• **Exercise instructions**
When a line of the records contains "trophies", copy it.

Stored items
Start of Block

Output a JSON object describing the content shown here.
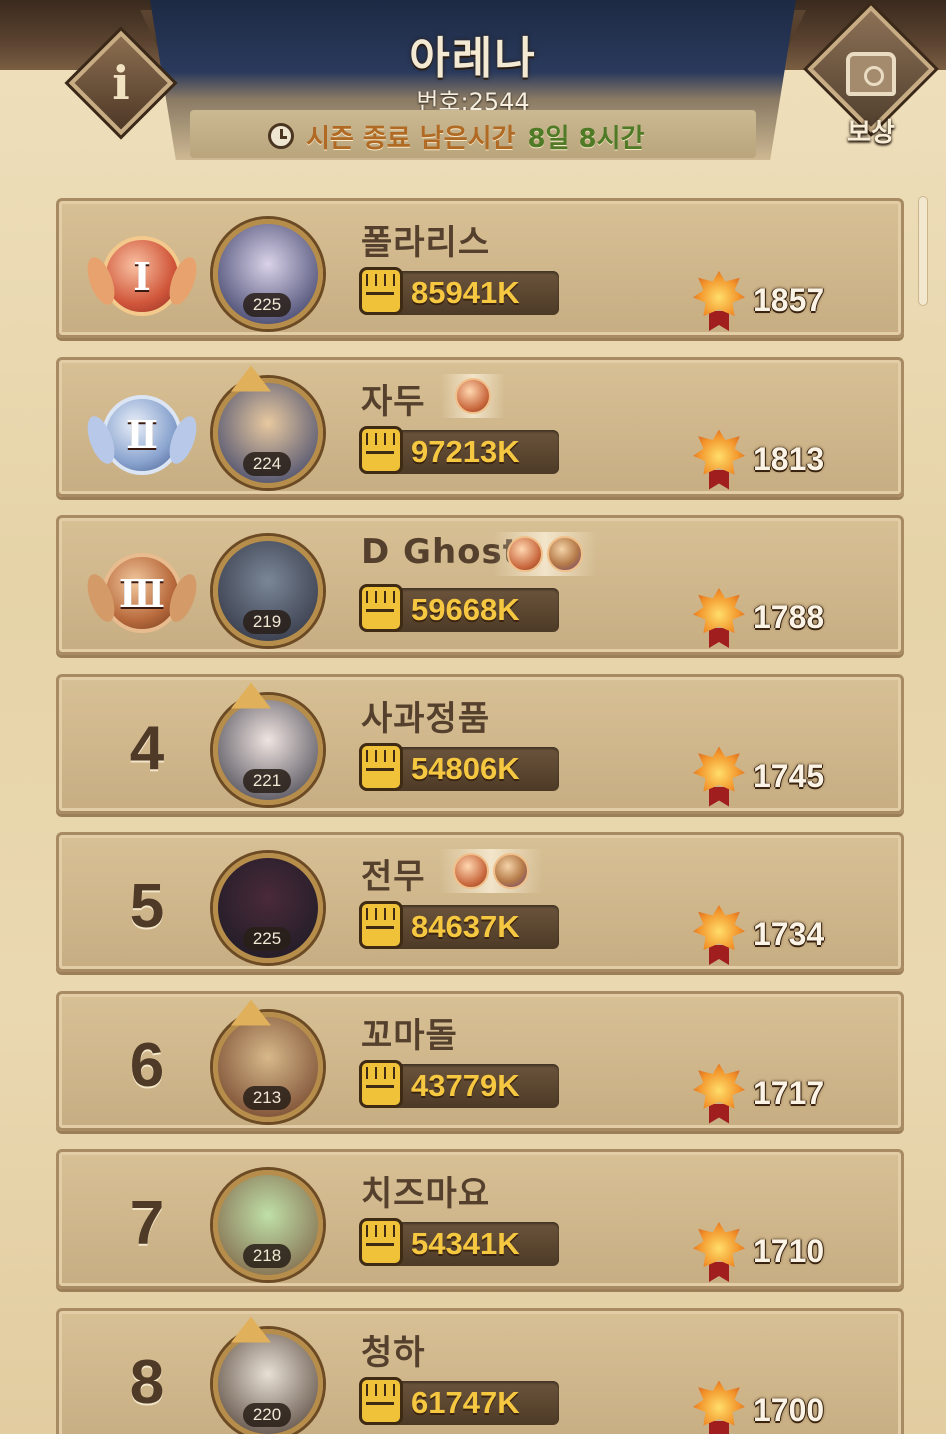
{
  "header": {
    "title": "아레나",
    "number_text": "번호:2544",
    "season_label": "시즌 종료 남은시간",
    "season_time": "8일 8시간",
    "info_label": "i",
    "reward_label": "보상"
  },
  "colors": {
    "header_navy": "#1d2a44",
    "card_bg": "#d8c095",
    "power_text": "#f6c741",
    "season_label": "#b06a24",
    "season_time": "#4f7a26"
  },
  "players": [
    {
      "rank": "1",
      "rank_medal": "Ⅰ",
      "medal_type": "gold",
      "name": "폴라리스",
      "level": "225",
      "power": "85941K",
      "trophies": "1857",
      "title_badges": []
    },
    {
      "rank": "2",
      "rank_medal": "Ⅱ",
      "medal_type": "silver",
      "name": "자두",
      "level": "224",
      "power": "97213K",
      "trophies": "1813",
      "title_badges": [
        "orange"
      ]
    },
    {
      "rank": "3",
      "rank_medal": "Ⅲ",
      "medal_type": "bronze",
      "name": "D Ghost",
      "level": "219",
      "power": "59668K",
      "trophies": "1788",
      "title_badges": [
        "orange",
        "purple"
      ]
    },
    {
      "rank": "4",
      "rank_medal": "",
      "medal_type": "",
      "name": "사과정품",
      "level": "221",
      "power": "54806K",
      "trophies": "1745",
      "title_badges": []
    },
    {
      "rank": "5",
      "rank_medal": "",
      "medal_type": "",
      "name": "전무",
      "level": "225",
      "power": "84637K",
      "trophies": "1734",
      "title_badges": [
        "orange",
        "purple"
      ]
    },
    {
      "rank": "6",
      "rank_medal": "",
      "medal_type": "",
      "name": "꼬마돌",
      "level": "213",
      "power": "43779K",
      "trophies": "1717",
      "title_badges": []
    },
    {
      "rank": "7",
      "rank_medal": "",
      "medal_type": "",
      "name": "치즈마요",
      "level": "218",
      "power": "54341K",
      "trophies": "1710",
      "title_badges": []
    },
    {
      "rank": "8",
      "rank_medal": "",
      "medal_type": "",
      "name": "청하",
      "level": "220",
      "power": "61747K",
      "trophies": "1700",
      "title_badges": []
    }
  ]
}
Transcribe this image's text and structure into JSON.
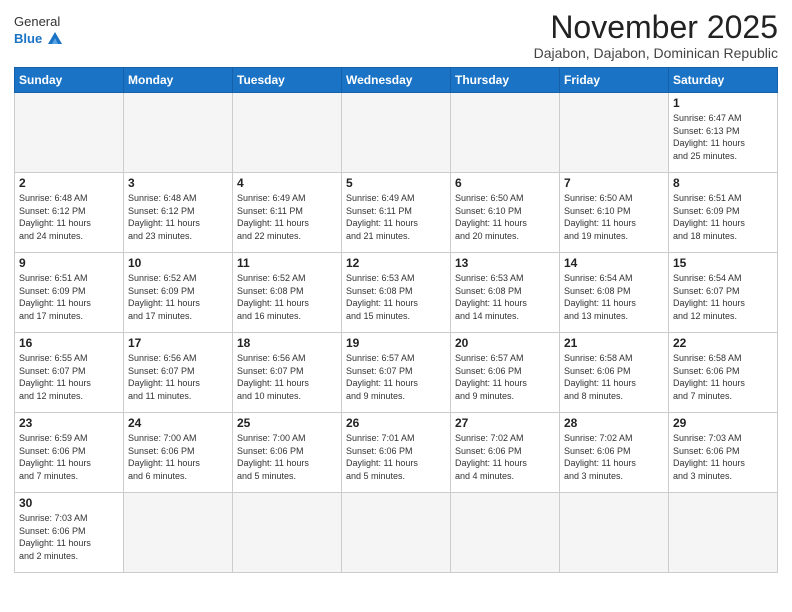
{
  "header": {
    "logo_line1": "General",
    "logo_line2": "Blue",
    "month_title": "November 2025",
    "subtitle": "Dajabon, Dajabon, Dominican Republic"
  },
  "weekdays": [
    "Sunday",
    "Monday",
    "Tuesday",
    "Wednesday",
    "Thursday",
    "Friday",
    "Saturday"
  ],
  "weeks": [
    [
      {
        "day": "",
        "info": ""
      },
      {
        "day": "",
        "info": ""
      },
      {
        "day": "",
        "info": ""
      },
      {
        "day": "",
        "info": ""
      },
      {
        "day": "",
        "info": ""
      },
      {
        "day": "",
        "info": ""
      },
      {
        "day": "1",
        "info": "Sunrise: 6:47 AM\nSunset: 6:13 PM\nDaylight: 11 hours\nand 25 minutes."
      }
    ],
    [
      {
        "day": "2",
        "info": "Sunrise: 6:48 AM\nSunset: 6:12 PM\nDaylight: 11 hours\nand 24 minutes."
      },
      {
        "day": "3",
        "info": "Sunrise: 6:48 AM\nSunset: 6:12 PM\nDaylight: 11 hours\nand 23 minutes."
      },
      {
        "day": "4",
        "info": "Sunrise: 6:49 AM\nSunset: 6:11 PM\nDaylight: 11 hours\nand 22 minutes."
      },
      {
        "day": "5",
        "info": "Sunrise: 6:49 AM\nSunset: 6:11 PM\nDaylight: 11 hours\nand 21 minutes."
      },
      {
        "day": "6",
        "info": "Sunrise: 6:50 AM\nSunset: 6:10 PM\nDaylight: 11 hours\nand 20 minutes."
      },
      {
        "day": "7",
        "info": "Sunrise: 6:50 AM\nSunset: 6:10 PM\nDaylight: 11 hours\nand 19 minutes."
      },
      {
        "day": "8",
        "info": "Sunrise: 6:51 AM\nSunset: 6:09 PM\nDaylight: 11 hours\nand 18 minutes."
      }
    ],
    [
      {
        "day": "9",
        "info": "Sunrise: 6:51 AM\nSunset: 6:09 PM\nDaylight: 11 hours\nand 17 minutes."
      },
      {
        "day": "10",
        "info": "Sunrise: 6:52 AM\nSunset: 6:09 PM\nDaylight: 11 hours\nand 17 minutes."
      },
      {
        "day": "11",
        "info": "Sunrise: 6:52 AM\nSunset: 6:08 PM\nDaylight: 11 hours\nand 16 minutes."
      },
      {
        "day": "12",
        "info": "Sunrise: 6:53 AM\nSunset: 6:08 PM\nDaylight: 11 hours\nand 15 minutes."
      },
      {
        "day": "13",
        "info": "Sunrise: 6:53 AM\nSunset: 6:08 PM\nDaylight: 11 hours\nand 14 minutes."
      },
      {
        "day": "14",
        "info": "Sunrise: 6:54 AM\nSunset: 6:08 PM\nDaylight: 11 hours\nand 13 minutes."
      },
      {
        "day": "15",
        "info": "Sunrise: 6:54 AM\nSunset: 6:07 PM\nDaylight: 11 hours\nand 12 minutes."
      }
    ],
    [
      {
        "day": "16",
        "info": "Sunrise: 6:55 AM\nSunset: 6:07 PM\nDaylight: 11 hours\nand 12 minutes."
      },
      {
        "day": "17",
        "info": "Sunrise: 6:56 AM\nSunset: 6:07 PM\nDaylight: 11 hours\nand 11 minutes."
      },
      {
        "day": "18",
        "info": "Sunrise: 6:56 AM\nSunset: 6:07 PM\nDaylight: 11 hours\nand 10 minutes."
      },
      {
        "day": "19",
        "info": "Sunrise: 6:57 AM\nSunset: 6:07 PM\nDaylight: 11 hours\nand 9 minutes."
      },
      {
        "day": "20",
        "info": "Sunrise: 6:57 AM\nSunset: 6:06 PM\nDaylight: 11 hours\nand 9 minutes."
      },
      {
        "day": "21",
        "info": "Sunrise: 6:58 AM\nSunset: 6:06 PM\nDaylight: 11 hours\nand 8 minutes."
      },
      {
        "day": "22",
        "info": "Sunrise: 6:58 AM\nSunset: 6:06 PM\nDaylight: 11 hours\nand 7 minutes."
      }
    ],
    [
      {
        "day": "23",
        "info": "Sunrise: 6:59 AM\nSunset: 6:06 PM\nDaylight: 11 hours\nand 7 minutes."
      },
      {
        "day": "24",
        "info": "Sunrise: 7:00 AM\nSunset: 6:06 PM\nDaylight: 11 hours\nand 6 minutes."
      },
      {
        "day": "25",
        "info": "Sunrise: 7:00 AM\nSunset: 6:06 PM\nDaylight: 11 hours\nand 5 minutes."
      },
      {
        "day": "26",
        "info": "Sunrise: 7:01 AM\nSunset: 6:06 PM\nDaylight: 11 hours\nand 5 minutes."
      },
      {
        "day": "27",
        "info": "Sunrise: 7:02 AM\nSunset: 6:06 PM\nDaylight: 11 hours\nand 4 minutes."
      },
      {
        "day": "28",
        "info": "Sunrise: 7:02 AM\nSunset: 6:06 PM\nDaylight: 11 hours\nand 3 minutes."
      },
      {
        "day": "29",
        "info": "Sunrise: 7:03 AM\nSunset: 6:06 PM\nDaylight: 11 hours\nand 3 minutes."
      }
    ],
    [
      {
        "day": "30",
        "info": "Sunrise: 7:03 AM\nSunset: 6:06 PM\nDaylight: 11 hours\nand 2 minutes."
      },
      {
        "day": "",
        "info": ""
      },
      {
        "day": "",
        "info": ""
      },
      {
        "day": "",
        "info": ""
      },
      {
        "day": "",
        "info": ""
      },
      {
        "day": "",
        "info": ""
      },
      {
        "day": "",
        "info": ""
      }
    ]
  ]
}
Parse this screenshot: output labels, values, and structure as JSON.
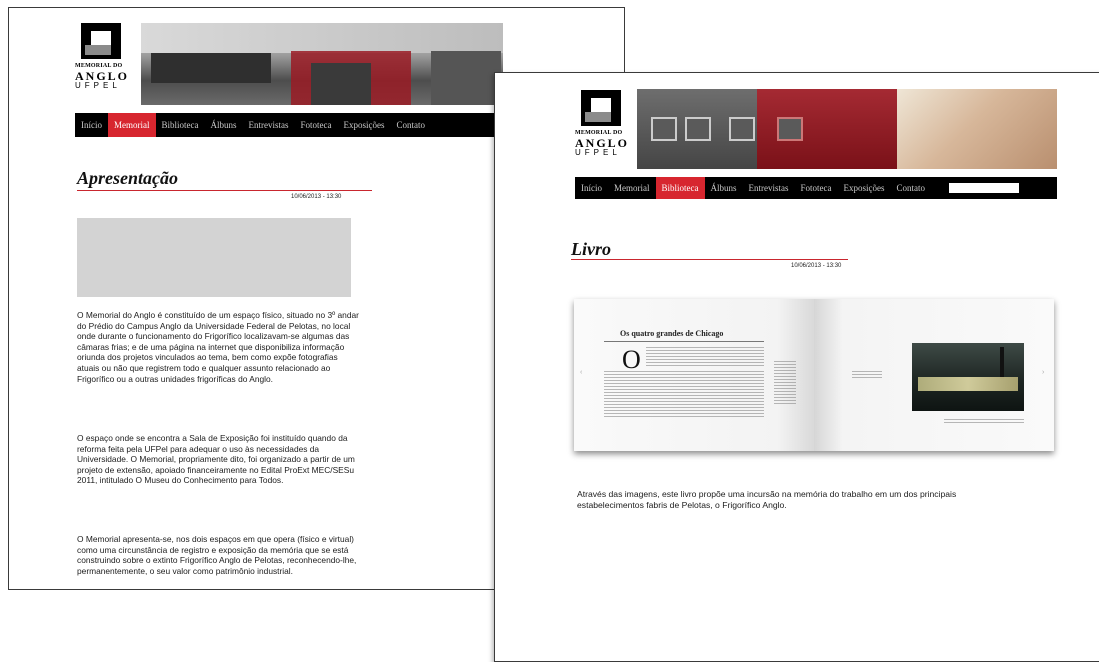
{
  "page1": {
    "logo": {
      "line1": "MEMORIAL DO",
      "line2": "ANGLO",
      "line3": "UFPEL"
    },
    "nav": [
      "Início",
      "Memorial",
      "Biblioteca",
      "Álbuns",
      "Entrevistas",
      "Fototeca",
      "Exposições",
      "Contato"
    ],
    "active_nav": "Memorial",
    "title": "Apresentação",
    "date": "10/06/2013 - 13:30",
    "paragraphs": [
      "O Memorial do Anglo é constituído de um espaço físico, situado no 3º andar do Prédio do Campus Anglo da Universidade Federal de Pelotas, no local onde durante o funcionamento do Frigorífico localizavam-se algumas das câmaras frias; e de uma página na internet que disponibiliza informação oriunda dos projetos vinculados ao tema, bem como expõe fotografias atuais ou não que registrem todo e qualquer assunto relacionado ao Frigorífico ou a outras unidades frigoríficas do Anglo.",
      "O espaço onde se encontra a Sala de Exposição foi instituído quando da reforma feita pela UFPel para adequar o uso às necessidades da Universidade. O Memorial, propriamente dito, foi organizado a partir de um projeto de extensão, apoiado financeiramente no Edital ProExt MEC/SESu 2011, intitulado O Museu do Conhecimento para Todos.",
      "O Memorial apresenta-se, nos dois espaços em que opera (físico e virtual) como uma circunstância de registro e exposição da memória que se está construindo sobre o extinto Frigorífico Anglo de Pelotas, reconhecendo-lhe, permanentemente, o seu valor como patrimônio industrial."
    ]
  },
  "page2": {
    "logo": {
      "line1": "MEMORIAL DO",
      "line2": "ANGLO",
      "line3": "UFPEL"
    },
    "nav": [
      "Início",
      "Memorial",
      "Biblioteca",
      "Álbuns",
      "Entrevistas",
      "Fototeca",
      "Exposições",
      "Contato"
    ],
    "active_nav": "Biblioteca",
    "search_placeholder": "",
    "title": "Livro",
    "date": "10/06/2013 - 13:30",
    "book": {
      "heading": "Os quatro grandes de Chicago",
      "dropcap": "O"
    },
    "caption": "Através das imagens, este livro propõe uma incursão na memória do trabalho em um dos principais estabelecimentos fabris de Pelotas, o Frigorífico Anglo."
  },
  "colors": {
    "accent_red": "#d7262f",
    "nav_bg": "#000000",
    "rule_red": "#c9262e"
  }
}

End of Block

• **Result for this task**
      "trophies": "1857",
      "trophies": "1813",
      "trophies": "1788",
      "trophies": "1745",
      "trophies": "1734",
      "trophies": "1717",
      "trophies": "1710",
      "trophies": "1700",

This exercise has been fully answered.